Throughout many conflicts – social and warfare – songs and music videos have been censored to stop the exposure of content that may be too ‘dangerous’ for certain audiences. Sometimes these bans can be ridiculous, which is particularly true of the 1990s ban on ABBA’s ‘Waterloo’. Due to its connotations with armies and fighting, amidst the ongoing Gulf War, BBC deemed it inappropriate to play, despite few actually connecting this song to literal war.

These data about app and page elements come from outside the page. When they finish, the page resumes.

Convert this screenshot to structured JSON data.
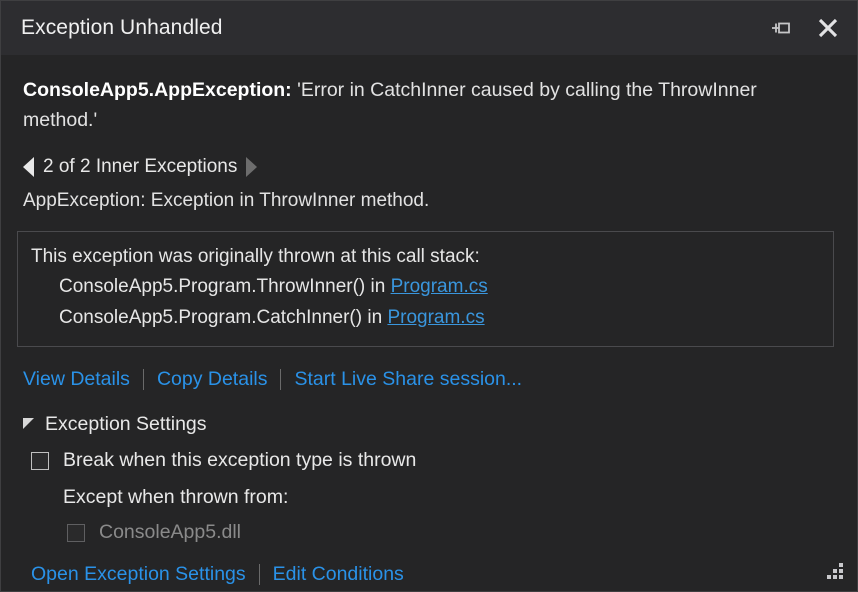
{
  "window": {
    "title": "Exception Unhandled",
    "pin_icon": "pin-icon",
    "close_icon": "close-icon",
    "resize_grip": "resize-grip"
  },
  "exception": {
    "type": "ConsoleApp5.AppException:",
    "message": "'Error in CatchInner caused by calling the ThrowInner method.'"
  },
  "inner_navigation": {
    "prev_arrow": "previous-inner-exception-arrow",
    "next_arrow": "next-inner-exception-arrow",
    "label": "2 of 2 Inner Exceptions",
    "current_index": 2,
    "total": 2,
    "detail": "AppException: Exception in ThrowInner method."
  },
  "call_stack": {
    "title": "This exception was originally thrown at this call stack:",
    "frames": [
      {
        "method": "ConsoleApp5.Program.ThrowInner() in ",
        "link": "Program.cs"
      },
      {
        "method": "ConsoleApp5.Program.CatchInner() in ",
        "link": "Program.cs"
      }
    ]
  },
  "action_links": {
    "view_details": "View Details",
    "copy_details": "Copy Details",
    "live_share": "Start Live Share session..."
  },
  "exception_settings": {
    "header": "Exception Settings",
    "expanded": true,
    "break_when_thrown": {
      "label": "Break when this exception type is thrown",
      "checked": false
    },
    "except_when_label": "Except when thrown from:",
    "modules": [
      {
        "label": "ConsoleApp5.dll",
        "checked": false,
        "disabled": true
      }
    ],
    "links": {
      "open_settings": "Open Exception Settings",
      "edit_conditions": "Edit Conditions"
    }
  },
  "colors": {
    "titlebar_bg": "#2d2d30",
    "body_bg": "#252526",
    "link": "#2a92e8",
    "text": "#e8e8e8",
    "disabled_text": "#8a8a8a",
    "border": "#4a4a4d"
  }
}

The 1980s saw the beginning of the war on drugs campaign which seemed to attack minority groups, specifically in America. The ‘race wars’ as it is often referred to, is most stressed through hip-hop and rap, causing the banning of multiple rap songs. A key example of this censorship can be seen in the music created by N.W.A. Their hit tracks ‘Fuck Da Police’ and ‘Straight Outta Compton’ were both banned from radio and MTV, labelling them ‘The World’s Most Dangerous Group’. These were protest songs about the mistreatment of black Americans by law enforcement and society, and though the songs have dark content and violent lyrics, it only portrays the realities for black Americans. The banning of N.W.A’s music shows the controversial ways in which music is banned, as we are told we have the right of free speech, yet we are restricted in our portrayal of it.

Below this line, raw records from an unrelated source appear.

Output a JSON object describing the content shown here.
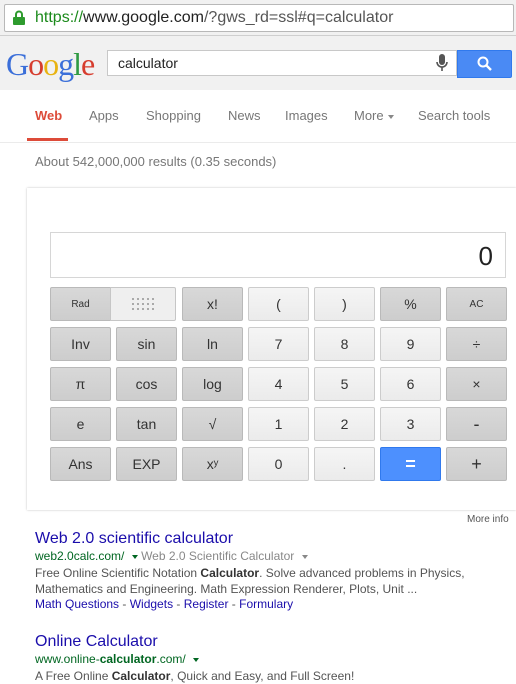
{
  "browser": {
    "scheme": "https://",
    "host": "www.google.com",
    "path": "/?gws_rd=ssl#q=calculator"
  },
  "header": {
    "logo": "Google",
    "query": "calculator"
  },
  "nav": {
    "tabs": [
      "Web",
      "Apps",
      "Shopping",
      "News",
      "Images",
      "More",
      "Search tools"
    ]
  },
  "results_count": "About 542,000,000 results (0.35 seconds)",
  "calculator": {
    "display": "0",
    "keys": [
      [
        "Rad",
        "",
        "x!",
        "(",
        ")",
        "%",
        "AC"
      ],
      [
        "Inv",
        "sin",
        "ln",
        "7",
        "8",
        "9",
        "÷"
      ],
      [
        "π",
        "cos",
        "log",
        "4",
        "5",
        "6",
        "×"
      ],
      [
        "e",
        "tan",
        "√",
        "1",
        "2",
        "3",
        "-"
      ],
      [
        "Ans",
        "EXP",
        "xʸ",
        "0",
        ".",
        "=",
        "+"
      ]
    ],
    "more_info": "More info"
  },
  "results": [
    {
      "title": "Web 2.0 scientific calculator",
      "url": "web2.0calc.com/",
      "crumb": "Web 2.0 Scientific Calculator",
      "snippet_1a": "Free Online Scientific Notation ",
      "snippet_1b": "Calculator",
      "snippet_1c": ". Solve advanced problems in Physics,",
      "snippet_2": "Mathematics and Engineering. Math Expression Renderer, Plots, Unit ...",
      "links": [
        "Math Questions",
        "Widgets",
        "Register",
        "Formulary"
      ]
    },
    {
      "title": "Online Calculator",
      "url_a": "www.online-",
      "url_b": "calculator",
      "url_c": ".com/",
      "snippet_a": "A Free Online ",
      "snippet_b": "Calculator",
      "snippet_c": ", Quick and Easy, and Full Screen!"
    }
  ]
}
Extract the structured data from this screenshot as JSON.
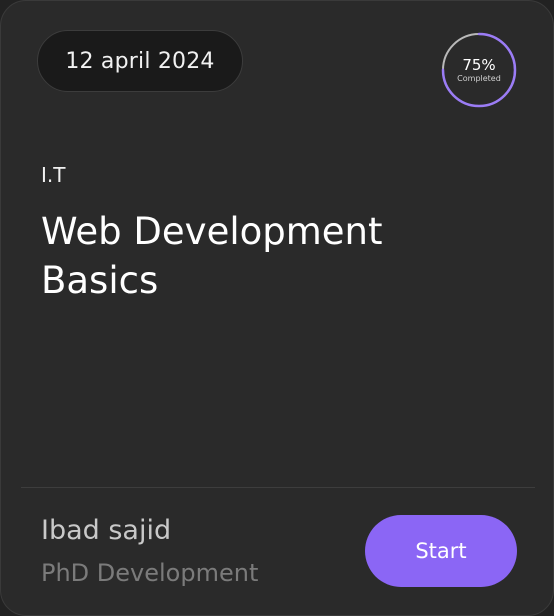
{
  "card": {
    "date": "12 april 2024",
    "progress": {
      "percent_label": "75%",
      "status_label": "Completed",
      "value": 0.75,
      "ring_color": "#9b7cf6",
      "track_color": "#b9b9b9"
    },
    "category": "I.T",
    "title": "Web Development Basics",
    "author": {
      "name": "Ibad sajid",
      "role": "PhD Development"
    },
    "start_button": {
      "label": "Start",
      "color": "#8b66f5"
    }
  }
}
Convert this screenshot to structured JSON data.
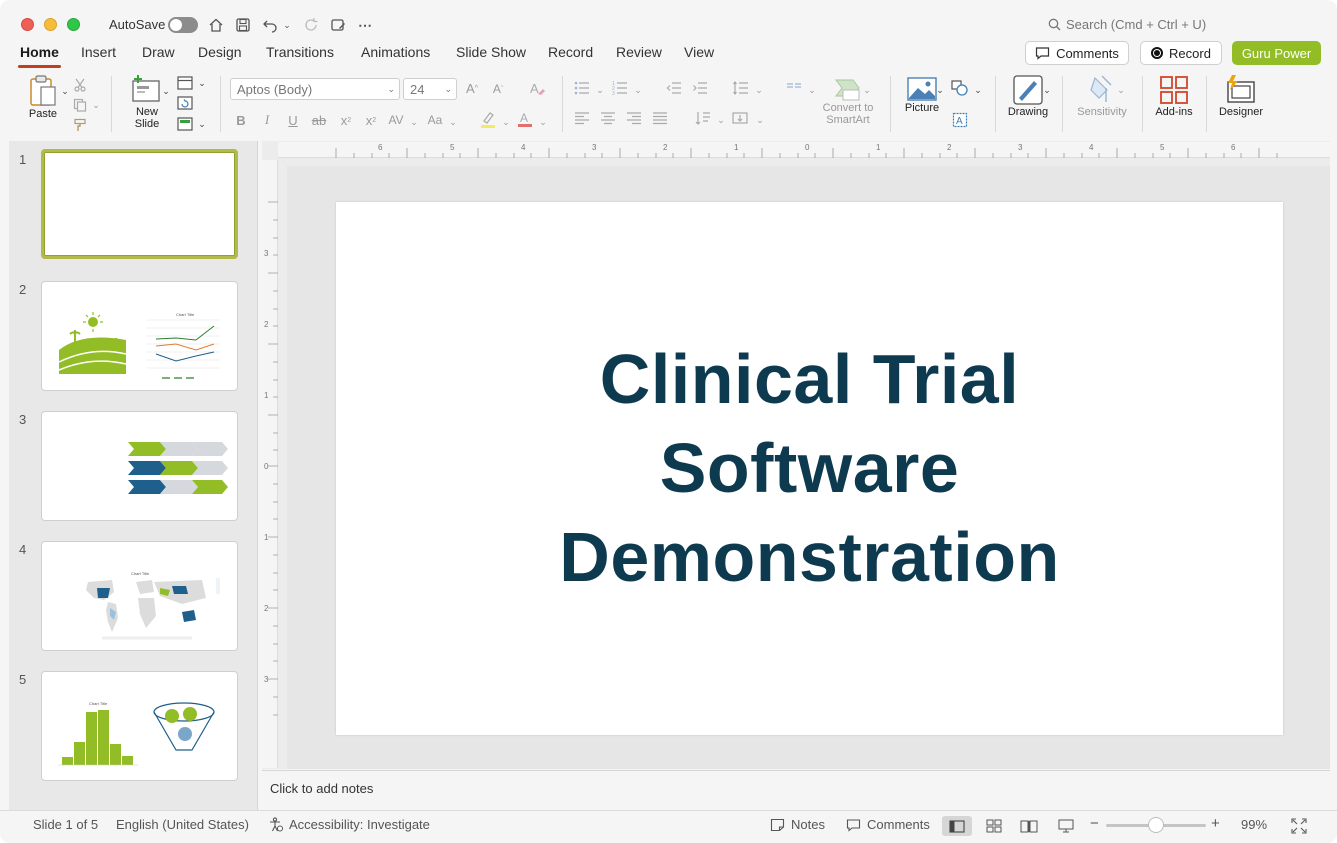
{
  "titlebar": {
    "autosave_label": "AutoSave",
    "search_placeholder": "Search (Cmd + Ctrl + U)"
  },
  "tabs": [
    {
      "label": "Home",
      "active": true
    },
    {
      "label": "Insert"
    },
    {
      "label": "Draw"
    },
    {
      "label": "Design"
    },
    {
      "label": "Transitions"
    },
    {
      "label": "Animations"
    },
    {
      "label": "Slide Show"
    },
    {
      "label": "Record"
    },
    {
      "label": "Review"
    },
    {
      "label": "View"
    }
  ],
  "top_buttons": {
    "comments": "Comments",
    "record": "Record",
    "guru": "Guru Power"
  },
  "ribbon": {
    "paste": "Paste",
    "new_slide_1": "New",
    "new_slide_2": "Slide",
    "font_name": "Aptos (Body)",
    "font_size": "24",
    "convert_1": "Convert to",
    "convert_2": "SmartArt",
    "picture": "Picture",
    "drawing": "Drawing",
    "sensitivity": "Sensitivity",
    "addins": "Add-ins",
    "designer": "Designer"
  },
  "thumbnails": [
    {
      "num": "1"
    },
    {
      "num": "2",
      "chart_title": "Chart Title"
    },
    {
      "num": "3"
    },
    {
      "num": "4",
      "chart_title": "Chart Title"
    },
    {
      "num": "5",
      "chart_title": "Chart Title"
    }
  ],
  "slide": {
    "title_line1": "Clinical Trial",
    "title_line2": "Software",
    "title_line3": "Demonstration"
  },
  "notes": {
    "placeholder": "Click to add notes"
  },
  "status": {
    "slide_info": "Slide 1 of 5",
    "language": "English (United States)",
    "accessibility": "Accessibility: Investigate",
    "notes": "Notes",
    "comments": "Comments",
    "zoom": "99%"
  },
  "colors": {
    "accent_green": "#92bd27",
    "title_navy": "#0e3a50",
    "tab_underline": "#c43e1c"
  }
}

This same theme of censorship is displayed throughout rock music as well, with music video for The Cranberries ‘Zombie’ (dir. Samuel Bayer) as a prime example. The BBC banned this video due to its troubling footage which included images of children holding guns. ‘Zombie’ was a response to an IRA bombing causing the death of two young children – The Cranberries were condemning the IRA. The music video showed real life footage of the struggles going on in Northern Ireland and the censorship of the video only takes away the message of the song. This opens up the question of whether we should be protected by such scenes because of the hurt they may cause, or if we should be able to see the brutal realities of real life.

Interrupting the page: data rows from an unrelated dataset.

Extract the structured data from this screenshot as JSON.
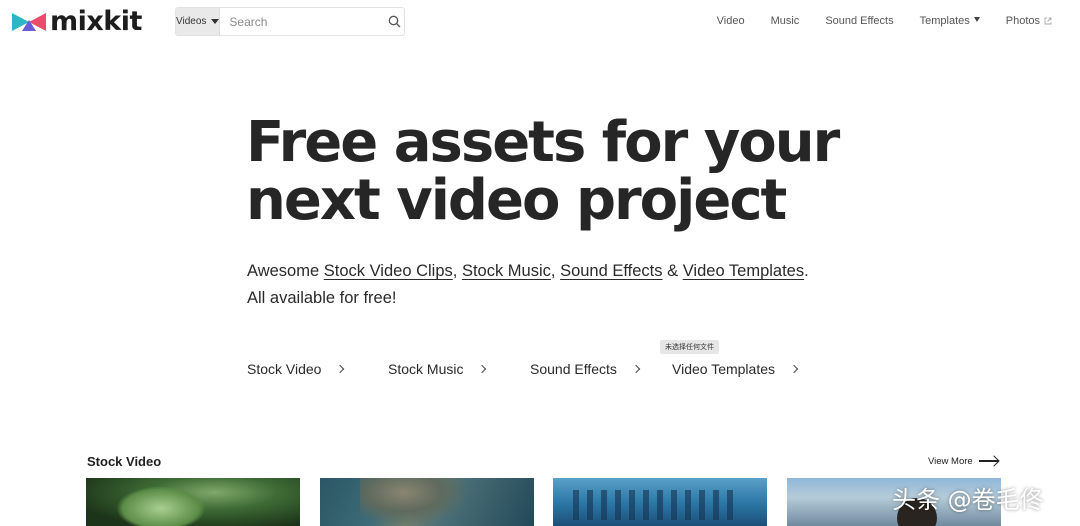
{
  "brand": {
    "name": "mixkit",
    "colors": {
      "teal": "#2bb6c4",
      "pink": "#ec4c6c",
      "purple": "#6b5bd6",
      "dark": "#1d1d1d"
    }
  },
  "search": {
    "type_label": "Videos",
    "placeholder": "Search"
  },
  "nav": {
    "items": [
      {
        "label": "Video"
      },
      {
        "label": "Music"
      },
      {
        "label": "Sound Effects"
      },
      {
        "label": "Templates"
      },
      {
        "label": "Photos"
      }
    ]
  },
  "hero": {
    "title_line1": "Free assets for your",
    "title_line2": "next video project",
    "subtitle": {
      "prefix": "Awesome",
      "link1": "Stock Video Clips",
      "sep1": ",",
      "link2": "Stock Music",
      "sep2": ",",
      "link3": "Sound Effects",
      "sep3": "&",
      "link4": "Video Templates",
      "suffix": ".",
      "line2": "All available for free!"
    }
  },
  "categories": [
    {
      "label": "Stock Video"
    },
    {
      "label": "Stock Music"
    },
    {
      "label": "Sound Effects"
    },
    {
      "label": "Video Templates"
    }
  ],
  "tooltip": "未选择任何文件",
  "stock_video": {
    "title": "Stock Video",
    "view_more": "View More"
  },
  "watermark": "头条 @卷毛佟"
}
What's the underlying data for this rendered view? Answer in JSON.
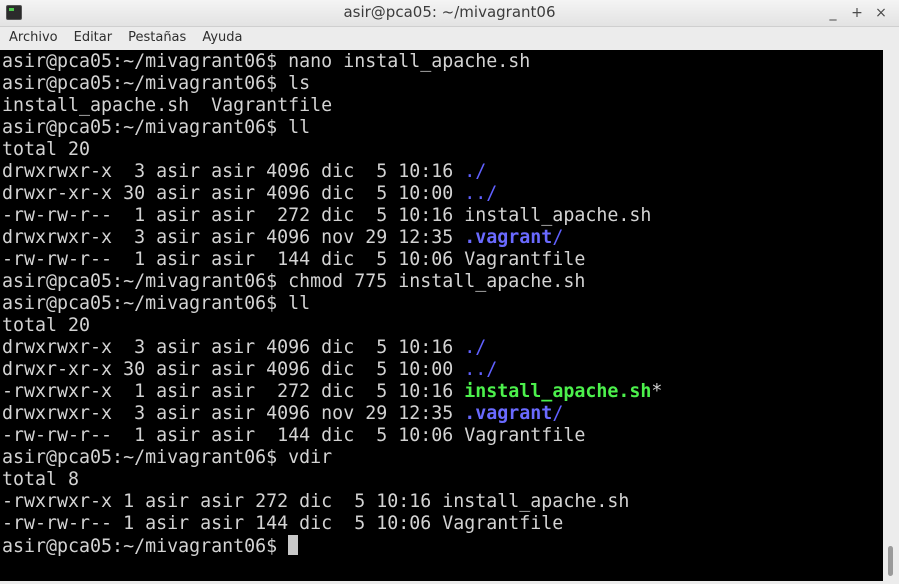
{
  "window": {
    "title": "asir@pca05: ~/mivagrant06",
    "controls": {
      "minimize": "_",
      "maximize": "+",
      "close": "×"
    }
  },
  "menu": {
    "items": [
      "Archivo",
      "Editar",
      "Pestañas",
      "Ayuda"
    ]
  },
  "terminal": {
    "lines": [
      [
        {
          "text": "asir@pca05:~/mivagrant06$ nano install_apache.sh"
        }
      ],
      [
        {
          "text": "asir@pca05:~/mivagrant06$ ls"
        }
      ],
      [
        {
          "text": "install_apache.sh  Vagrantfile"
        }
      ],
      [
        {
          "text": "asir@pca05:~/mivagrant06$ ll"
        }
      ],
      [
        {
          "text": "total 20"
        }
      ],
      [
        {
          "text": "drwxrwxr-x  3 asir asir 4096 dic  5 10:16 "
        },
        {
          "text": "./",
          "style": "blue"
        }
      ],
      [
        {
          "text": "drwxr-xr-x 30 asir asir 4096 dic  5 10:00 "
        },
        {
          "text": "../",
          "style": "blue"
        }
      ],
      [
        {
          "text": "-rw-rw-r--  1 asir asir  272 dic  5 10:16 install_apache.sh"
        }
      ],
      [
        {
          "text": "drwxrwxr-x  3 asir asir 4096 nov 29 12:35 "
        },
        {
          "text": ".vagrant",
          "style": "blue-bold"
        },
        {
          "text": "/",
          "style": "blue"
        }
      ],
      [
        {
          "text": "-rw-rw-r--  1 asir asir  144 dic  5 10:06 Vagrantfile"
        }
      ],
      [
        {
          "text": "asir@pca05:~/mivagrant06$ chmod 775 install_apache.sh"
        }
      ],
      [
        {
          "text": "asir@pca05:~/mivagrant06$ ll"
        }
      ],
      [
        {
          "text": "total 20"
        }
      ],
      [
        {
          "text": "drwxrwxr-x  3 asir asir 4096 dic  5 10:16 "
        },
        {
          "text": "./",
          "style": "blue"
        }
      ],
      [
        {
          "text": "drwxr-xr-x 30 asir asir 4096 dic  5 10:00 "
        },
        {
          "text": "../",
          "style": "blue"
        }
      ],
      [
        {
          "text": "-rwxrwxr-x  1 asir asir  272 dic  5 10:16 "
        },
        {
          "text": "install_apache.sh",
          "style": "green-bold"
        },
        {
          "text": "*"
        }
      ],
      [
        {
          "text": "drwxrwxr-x  3 asir asir 4096 nov 29 12:35 "
        },
        {
          "text": ".vagrant",
          "style": "blue-bold"
        },
        {
          "text": "/",
          "style": "blue"
        }
      ],
      [
        {
          "text": "-rw-rw-r--  1 asir asir  144 dic  5 10:06 Vagrantfile"
        }
      ],
      [
        {
          "text": "asir@pca05:~/mivagrant06$ vdir"
        }
      ],
      [
        {
          "text": "total 8"
        }
      ],
      [
        {
          "text": "-rwxrwxr-x 1 asir asir 272 dic  5 10:16 install_apache.sh"
        }
      ],
      [
        {
          "text": "-rw-rw-r-- 1 asir asir 144 dic  5 10:06 Vagrantfile"
        }
      ],
      [
        {
          "text": "asir@pca05:~/mivagrant06$ "
        }
      ]
    ]
  },
  "colors": {
    "background": "#000000",
    "foreground": "#d3d3d3",
    "directory": "#6060ff",
    "executable": "#4cf04c"
  },
  "icons": {
    "app": "terminal-icon",
    "minimize": "minimize-icon",
    "maximize": "maximize-icon",
    "close": "close-icon"
  }
}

Music censorship acts in many ways and its usual purpose is to protect listeners from language and/or visuals that could potentially be harmful. Though many negatives towards censorship have been mentioned there are some positives, as it can protect vulnerable people from accessing content that could influence their behaviours. However, as shown through The Cranberries ‘Zombie’, the uncensored version of music is still accessible for users, making censorship seem more of a way for radio stations and TV to control what we listen to. With a majority of political songs being censored/banned it creates an idea that maybe censorship is to stop our political thinking. Do you think music should be censored even during times of conflict, or is this simply a way of controlling what we see and hear during such times?